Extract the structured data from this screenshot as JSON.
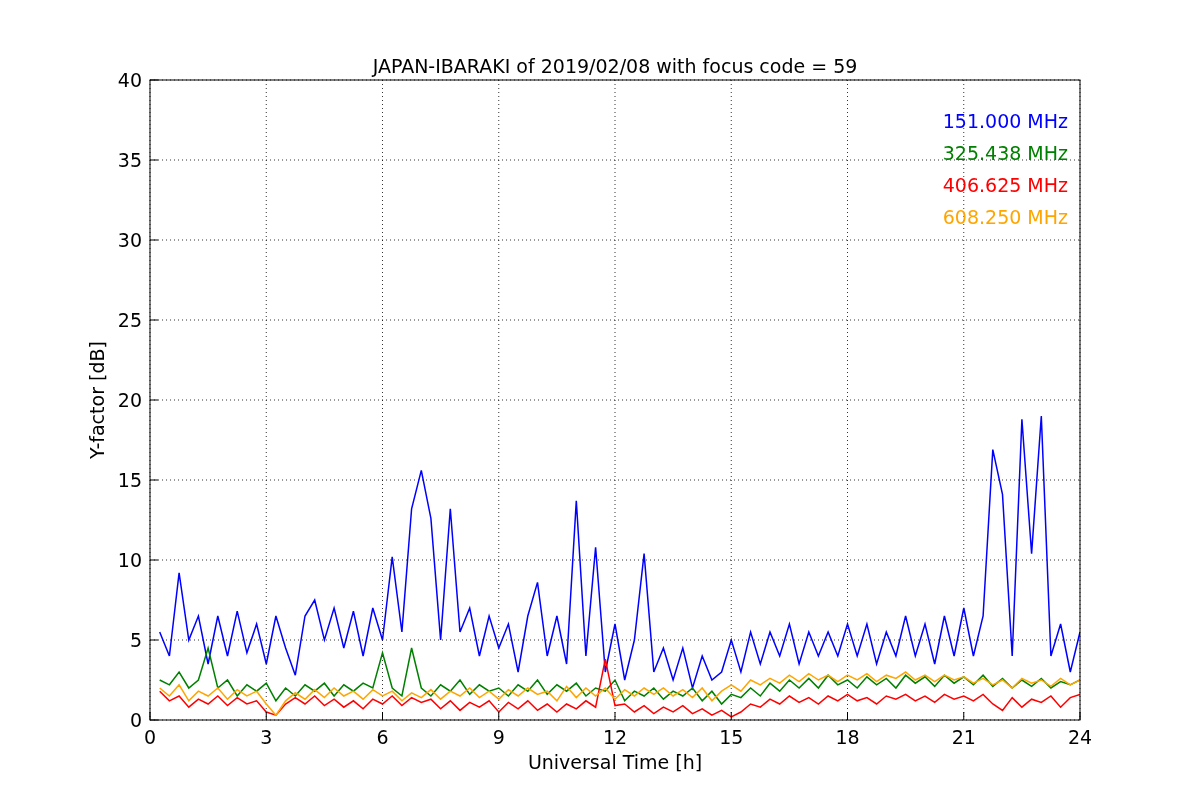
{
  "chart_data": {
    "type": "line",
    "title": "JAPAN-IBARAKI of 2019/02/08 with focus code = 59",
    "xlabel": "Universal Time [h]",
    "ylabel": "Y-factor [dB]",
    "xlim": [
      0,
      24
    ],
    "ylim": [
      0,
      40
    ],
    "grid": true,
    "xticks": [
      0,
      3,
      6,
      9,
      12,
      15,
      18,
      21,
      24
    ],
    "yticks": [
      0,
      5,
      10,
      15,
      20,
      25,
      30,
      35,
      40
    ],
    "x": [
      0.25,
      0.5,
      0.75,
      1,
      1.25,
      1.5,
      1.75,
      2,
      2.25,
      2.5,
      2.75,
      3,
      3.25,
      3.5,
      3.75,
      4,
      4.25,
      4.5,
      4.75,
      5,
      5.25,
      5.5,
      5.75,
      6,
      6.25,
      6.5,
      6.75,
      7,
      7.25,
      7.5,
      7.75,
      8,
      8.25,
      8.5,
      8.75,
      9,
      9.25,
      9.5,
      9.75,
      10,
      10.25,
      10.5,
      10.75,
      11,
      11.25,
      11.5,
      11.75,
      12,
      12.25,
      12.5,
      12.75,
      13,
      13.25,
      13.5,
      13.75,
      14,
      14.25,
      14.5,
      14.75,
      15,
      15.25,
      15.5,
      15.75,
      16,
      16.25,
      16.5,
      16.75,
      17,
      17.25,
      17.5,
      17.75,
      18,
      18.25,
      18.5,
      18.75,
      19,
      19.25,
      19.5,
      19.75,
      20,
      20.25,
      20.5,
      20.75,
      21,
      21.25,
      21.5,
      21.75,
      22,
      22.25,
      22.5,
      22.75,
      23,
      23.25,
      23.5,
      23.75,
      24
    ],
    "series": [
      {
        "name": "151.000 MHz",
        "color": "#0000ff",
        "values": [
          5.5,
          4,
          9.2,
          5,
          6.5,
          3.5,
          6.5,
          4,
          6.8,
          4.2,
          6,
          3.5,
          6.5,
          4.5,
          2.8,
          6.5,
          7.5,
          5,
          7,
          4.5,
          6.8,
          4,
          7,
          5,
          10.2,
          5.5,
          13.2,
          15.6,
          12.6,
          5,
          13.2,
          5.5,
          7,
          4,
          6.5,
          4.5,
          6,
          3,
          6.5,
          8.6,
          4,
          6.5,
          3.5,
          13.7,
          4,
          10.8,
          3,
          6,
          2.5,
          5,
          10.4,
          3,
          4.5,
          2.5,
          4.5,
          2,
          4,
          2.5,
          3,
          5,
          3,
          5.5,
          3.5,
          5.5,
          4,
          6,
          3.5,
          5.5,
          4,
          5.5,
          4,
          6,
          4,
          6,
          3.5,
          5.5,
          4,
          6.5,
          4,
          6,
          3.5,
          6.5,
          4,
          7,
          4,
          6.5,
          16.9,
          14.1,
          4,
          18.8,
          10.4,
          19,
          4,
          6,
          3,
          5.5
        ]
      },
      {
        "name": "325.438 MHz",
        "color": "#008000",
        "values": [
          2.5,
          2.2,
          3,
          2,
          2.5,
          4.5,
          2,
          2.5,
          1.5,
          2.2,
          1.8,
          2.3,
          1.2,
          2,
          1.5,
          2.2,
          1.8,
          2.3,
          1.5,
          2.2,
          1.8,
          2.3,
          2,
          4.2,
          2,
          1.5,
          4.5,
          2,
          1.5,
          2.2,
          1.8,
          2.5,
          1.6,
          2.2,
          1.8,
          2,
          1.5,
          2.2,
          1.8,
          2.5,
          1.6,
          2.2,
          1.8,
          2.3,
          1.5,
          2,
          1.8,
          2.5,
          1.2,
          1.8,
          1.5,
          2,
          1.3,
          1.8,
          1.5,
          2,
          1.2,
          1.8,
          1,
          1.6,
          1.4,
          2,
          1.5,
          2.3,
          1.8,
          2.5,
          2,
          2.6,
          2,
          2.8,
          2.2,
          2.5,
          2,
          2.7,
          2.2,
          2.6,
          2,
          2.8,
          2.3,
          2.7,
          2.1,
          2.8,
          2.3,
          2.7,
          2.2,
          2.8,
          2.1,
          2.6,
          2,
          2.5,
          2.1,
          2.6,
          2,
          2.4,
          2.2,
          2.5
        ]
      },
      {
        "name": "406.625 MHz",
        "color": "#ff0000",
        "values": [
          1.8,
          1.2,
          1.5,
          0.8,
          1.3,
          1,
          1.5,
          0.9,
          1.4,
          1,
          1.2,
          0.5,
          0.3,
          1,
          1.4,
          1,
          1.5,
          0.9,
          1.3,
          0.8,
          1.2,
          0.7,
          1.3,
          1,
          1.5,
          0.9,
          1.4,
          1.1,
          1.3,
          0.7,
          1.2,
          0.6,
          1.1,
          0.8,
          1.2,
          0.5,
          1.1,
          0.7,
          1.2,
          0.6,
          1,
          0.5,
          1,
          0.7,
          1.2,
          0.8,
          3.8,
          0.9,
          1,
          0.5,
          0.9,
          0.4,
          0.8,
          0.5,
          0.9,
          0.4,
          0.7,
          0.3,
          0.6,
          0.2,
          0.5,
          1,
          0.8,
          1.3,
          1,
          1.5,
          1.1,
          1.4,
          1,
          1.5,
          1.2,
          1.6,
          1.2,
          1.4,
          1,
          1.5,
          1.3,
          1.6,
          1.2,
          1.5,
          1.1,
          1.6,
          1.3,
          1.5,
          1.2,
          1.6,
          1,
          0.6,
          1.4,
          0.8,
          1.3,
          1.1,
          1.5,
          0.8,
          1.4,
          1.6
        ]
      },
      {
        "name": "608.250 MHz",
        "color": "#ffa500",
        "values": [
          2,
          1.5,
          2.2,
          1.2,
          1.8,
          1.5,
          2,
          1.3,
          1.9,
          1.5,
          1.8,
          1,
          0.3,
          1.2,
          1.7,
          1.3,
          1.9,
          1.4,
          2,
          1.5,
          1.8,
          1.3,
          1.9,
          1.5,
          1.8,
          1.2,
          1.7,
          1.4,
          1.9,
          1.3,
          1.8,
          1.5,
          2,
          1.4,
          1.8,
          1.3,
          1.9,
          1.5,
          2,
          1.6,
          1.8,
          1.2,
          2.1,
          1.4,
          2,
          1.5,
          2,
          1.3,
          1.9,
          1.5,
          2,
          1.6,
          2,
          1.5,
          1.9,
          1.4,
          2,
          1.2,
          1.8,
          2.2,
          1.8,
          2.5,
          2.2,
          2.6,
          2.3,
          2.8,
          2.4,
          2.9,
          2.5,
          2.8,
          2.4,
          2.8,
          2.5,
          2.9,
          2.4,
          2.8,
          2.6,
          3,
          2.5,
          2.8,
          2.4,
          2.8,
          2.5,
          2.7,
          2.3,
          2.6,
          2.2,
          2.5,
          2,
          2.6,
          2.3,
          2.5,
          2.1,
          2.6,
          2.2,
          2.5
        ]
      }
    ]
  }
}
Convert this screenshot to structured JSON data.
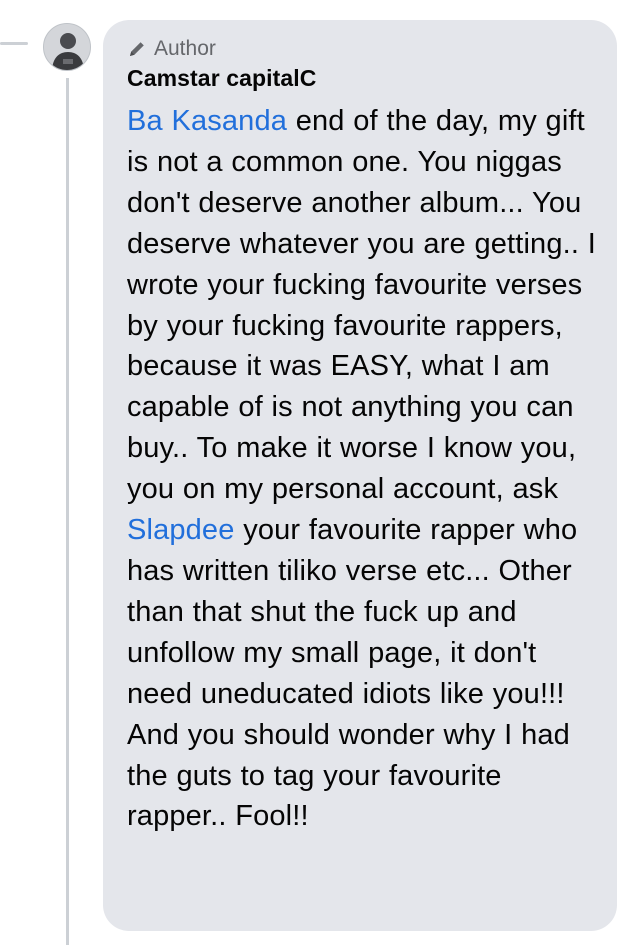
{
  "comment": {
    "badge_label": "Author",
    "badge_icon": "pencil-icon",
    "author_name": "Camstar capitalC",
    "mention_color": "#216fdb",
    "mention_1": "Ba Kasanda",
    "text_1": " end of the day,  my gift is not a common one.  You niggas don't deserve another album... You deserve whatever you are getting..  I wrote your fucking favourite verses by your fucking favourite rappers, because it was EASY,  what I am capable of is not anything you can buy.. To make it worse I know you,  you on my personal account,  ask ",
    "mention_2": "Slapdee",
    "text_2": " your favourite rapper who has written tiliko verse etc...  Other than that shut the fuck up and unfollow my small page,  it don't need uneducated idiots like you!!!  And you should wonder why I had the guts to tag your favourite rapper.. Fool!!"
  }
}
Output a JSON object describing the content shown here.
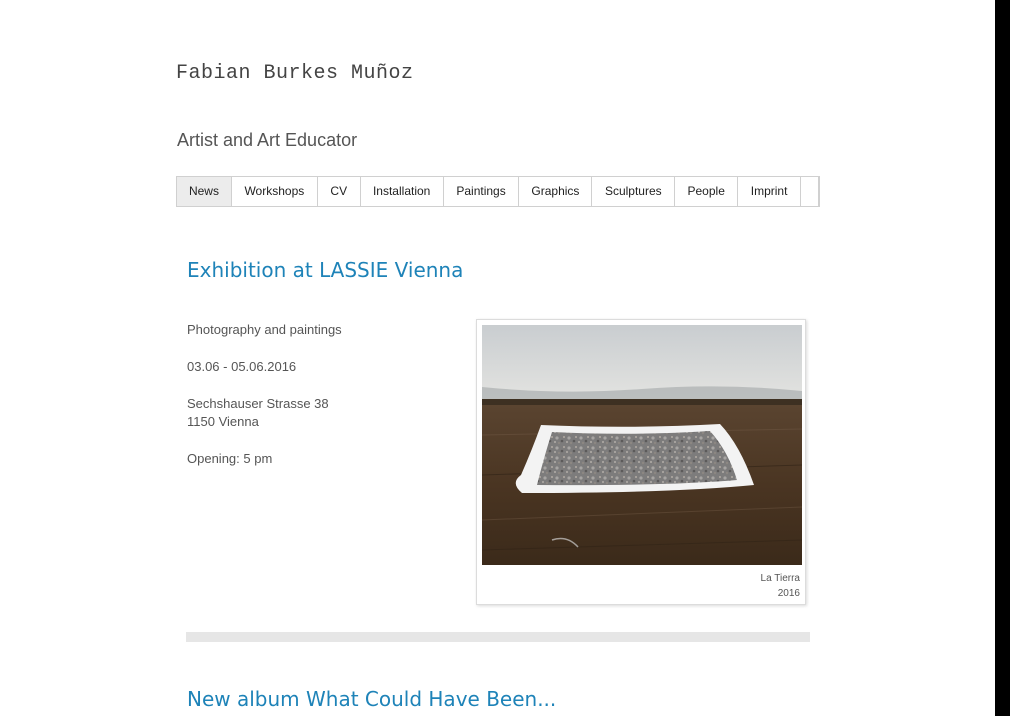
{
  "site": {
    "title": "Fabian Burkes Muñoz",
    "subtitle": "Artist and Art Educator"
  },
  "nav": {
    "items": [
      "News",
      "Workshops",
      "CV",
      "Installation",
      "Paintings",
      "Graphics",
      "Sculptures",
      "People",
      "Imprint"
    ],
    "active": "News"
  },
  "posts": [
    {
      "title": "Exhibition at LASSIE Vienna",
      "type": "Photography and paintings",
      "dates": "03.06 - 05.06.2016",
      "address_line1": "Sechshauser Strasse 38",
      "address_line2": "1150 Vienna",
      "opening": "Opening: 5 pm",
      "image_caption_title": "La Tierra",
      "image_caption_year": "2016"
    },
    {
      "title": "New album What Could Have Been..."
    }
  ],
  "colors": {
    "accent": "#1e83b8",
    "nav_active_bg": "#ececec"
  }
}
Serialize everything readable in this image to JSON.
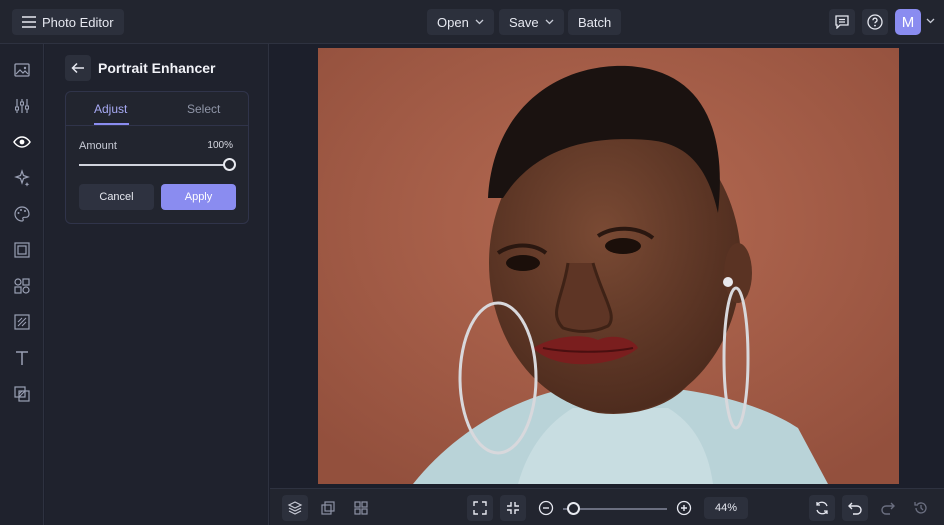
{
  "app": {
    "title": "Photo Editor"
  },
  "toolbar": {
    "open_label": "Open",
    "save_label": "Save",
    "batch_label": "Batch"
  },
  "user": {
    "avatar_letter": "M"
  },
  "rail": {
    "items": [
      "image-icon",
      "sliders-icon",
      "eye-icon",
      "sparkle-icon",
      "palette-icon",
      "frame-icon",
      "shapes-icon",
      "texture-icon",
      "text-icon",
      "overlay-icon"
    ]
  },
  "panel": {
    "title": "Portrait Enhancer",
    "tabs": [
      {
        "label": "Adjust",
        "active": true
      },
      {
        "label": "Select",
        "active": false
      }
    ],
    "amount_label": "Amount",
    "amount_value": "100%",
    "amount_fraction": 1.0,
    "cancel_label": "Cancel",
    "apply_label": "Apply"
  },
  "bottom": {
    "zoom_value": "44%",
    "zoom_fraction": 0.1
  },
  "colors": {
    "accent": "#8a8cf0",
    "background": "#1c1f2b",
    "panel": "#1f222d"
  }
}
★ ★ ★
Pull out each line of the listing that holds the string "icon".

    "badge_icon": "pencil-icon",
      "image-icon",
      "sliders-icon",
      "eye-icon",
      "sparkle-icon",
      "palette-icon",
      "frame-icon",
      "shapes-icon",
      "texture-icon",
      "text-icon",
      "overlay-icon"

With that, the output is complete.